Santa Fe Buckman Direct Diversion Project (NM)

Highlights

  • $180.9-million design-build project to divert, treat, and distribute water from the Rio Grande river to the City of Santa Fe and Santa Fe County
  • Scope includes 11 miles of raw water pipeline, a new 15-million-gallon-per-day (mgd) water treatment plant, and 15 miles of finished water pipelines
  • Treatment process includes combination of membrane filtration, ozone disinfection, and granular activated carbon contactors

The City of Santa Fe and Santa Fe County have traditionally relied on underground aquifers to supply the vast majority of water for their respective communities. Recent studies have shown that those sources were not being replenished at rates proportional to their draw down rates. To reduce reliance on over-taxed groundwater resources and meet future drinking water needs the CH2M/Western Summit Constructors Joint Venture design-build team was selected by the Buckman Direct Diversion (BDD) Board to complete the design and construction of the $180.9-million BDD Project.

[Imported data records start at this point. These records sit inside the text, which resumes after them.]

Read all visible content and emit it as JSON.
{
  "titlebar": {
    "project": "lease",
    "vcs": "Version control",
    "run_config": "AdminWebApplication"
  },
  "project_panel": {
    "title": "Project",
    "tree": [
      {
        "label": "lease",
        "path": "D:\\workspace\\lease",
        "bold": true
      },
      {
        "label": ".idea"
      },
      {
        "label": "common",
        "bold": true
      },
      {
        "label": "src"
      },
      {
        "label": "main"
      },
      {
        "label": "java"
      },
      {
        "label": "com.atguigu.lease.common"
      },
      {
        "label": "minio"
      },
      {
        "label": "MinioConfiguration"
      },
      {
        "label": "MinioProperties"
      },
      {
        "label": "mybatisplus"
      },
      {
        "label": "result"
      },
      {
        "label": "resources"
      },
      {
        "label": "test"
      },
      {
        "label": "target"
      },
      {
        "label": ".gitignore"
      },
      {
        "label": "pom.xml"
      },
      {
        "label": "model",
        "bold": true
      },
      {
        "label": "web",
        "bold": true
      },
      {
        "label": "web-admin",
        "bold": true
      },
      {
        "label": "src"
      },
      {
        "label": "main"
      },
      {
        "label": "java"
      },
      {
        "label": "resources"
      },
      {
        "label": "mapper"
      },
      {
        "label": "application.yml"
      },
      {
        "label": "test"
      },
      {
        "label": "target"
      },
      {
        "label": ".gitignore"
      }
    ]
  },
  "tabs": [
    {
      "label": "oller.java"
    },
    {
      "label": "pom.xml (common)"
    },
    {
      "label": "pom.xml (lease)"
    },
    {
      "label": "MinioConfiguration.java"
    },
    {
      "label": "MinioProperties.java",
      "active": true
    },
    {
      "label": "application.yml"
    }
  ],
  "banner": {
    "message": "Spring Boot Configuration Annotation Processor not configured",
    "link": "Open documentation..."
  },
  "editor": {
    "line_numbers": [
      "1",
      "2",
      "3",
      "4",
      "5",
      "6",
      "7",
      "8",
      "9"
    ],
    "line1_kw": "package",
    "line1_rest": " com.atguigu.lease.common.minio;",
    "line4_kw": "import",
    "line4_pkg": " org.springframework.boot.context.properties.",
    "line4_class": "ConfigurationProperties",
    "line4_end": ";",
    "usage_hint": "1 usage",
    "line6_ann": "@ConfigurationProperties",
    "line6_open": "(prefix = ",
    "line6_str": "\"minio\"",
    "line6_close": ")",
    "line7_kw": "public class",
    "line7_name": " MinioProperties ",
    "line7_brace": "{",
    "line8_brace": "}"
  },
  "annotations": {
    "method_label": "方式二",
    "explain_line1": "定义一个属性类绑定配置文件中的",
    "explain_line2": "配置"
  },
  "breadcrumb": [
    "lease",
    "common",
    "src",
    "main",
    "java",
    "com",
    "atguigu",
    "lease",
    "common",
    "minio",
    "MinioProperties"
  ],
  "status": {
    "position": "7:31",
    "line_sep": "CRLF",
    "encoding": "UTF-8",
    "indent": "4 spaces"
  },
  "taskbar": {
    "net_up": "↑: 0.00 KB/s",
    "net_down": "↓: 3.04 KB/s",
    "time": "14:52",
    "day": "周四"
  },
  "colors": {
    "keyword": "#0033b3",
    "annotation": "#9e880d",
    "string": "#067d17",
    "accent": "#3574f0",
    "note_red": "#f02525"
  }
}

The BDD Project will divert as much as 8,730 acre-feet of water annually from the Rio Grande via a newly constructed river intake structure and sediment removal facility, which will return sand to the river. A raw water lift station and two booster pumping stations will convey the water 11 miles to a new 15–mgd water treatment plant. The treatment process for the new 15-mgd features multi-barrier protection to account for variations in raw water turbidity due to storm events. Following treatment, two additional booster stations will deliver the treated water to City of Santa Fe and Santa Fe County customers through 15 miles of new “finished” water pipelines.

Protecting the environment and resolving permitting challenges were key concerns due to the sensitive location of the river intake and crossing of multiple jurisdictions for the pipeline alignments. Returning sediment to the river required a National Pollutant Discharge Elimination System (NPDES) permit, while pipeline routes required right of ways through Bureau of Land Management property.

As of June 2010, the BDD reported the following milestones:

  • All 27 miles of pipeline, including 13 miles of 12-30 inch diameter raw water pipeline and 14 miles of 16-30 inch diameter finished water pipeline were completed ahead of schedule.
  • Transplanting of native Piñon and other trees that were relocated to a “tree nursery” during construction is complete, with about 200 trees transplanted.
  • The 15-million-gallon-per-day Water Treatment Plant is 80 percent complete.
  • Crews removed six roadside memorials and temporarily relocated them a safe distance from the construction zone.
  • We successfully preserved endangered species by re-routing a pipeline to avoid a nesting site for burrowing owls and halting construction near the Rio Grande during the mating/migration season of the Southwestern Willow Flycatcher.
  • The process to LEED (Leadership in Energy and Environment Design) certify the Water Treatment Plant Operations

Building is underway. The facility has received 16 anticipated points so far from the U.S. Green Building Council for design point submittals, with 13 additional points to be evaluated following construction. Certification requires 26 points.

Construction on the BDD began in September 2008 and is expected to be completed, with the project operational and turned over to City of Santa Fe staff in May 2011. Ongoing project updates and a comprehensive history of the project are available at www.bddproject.org.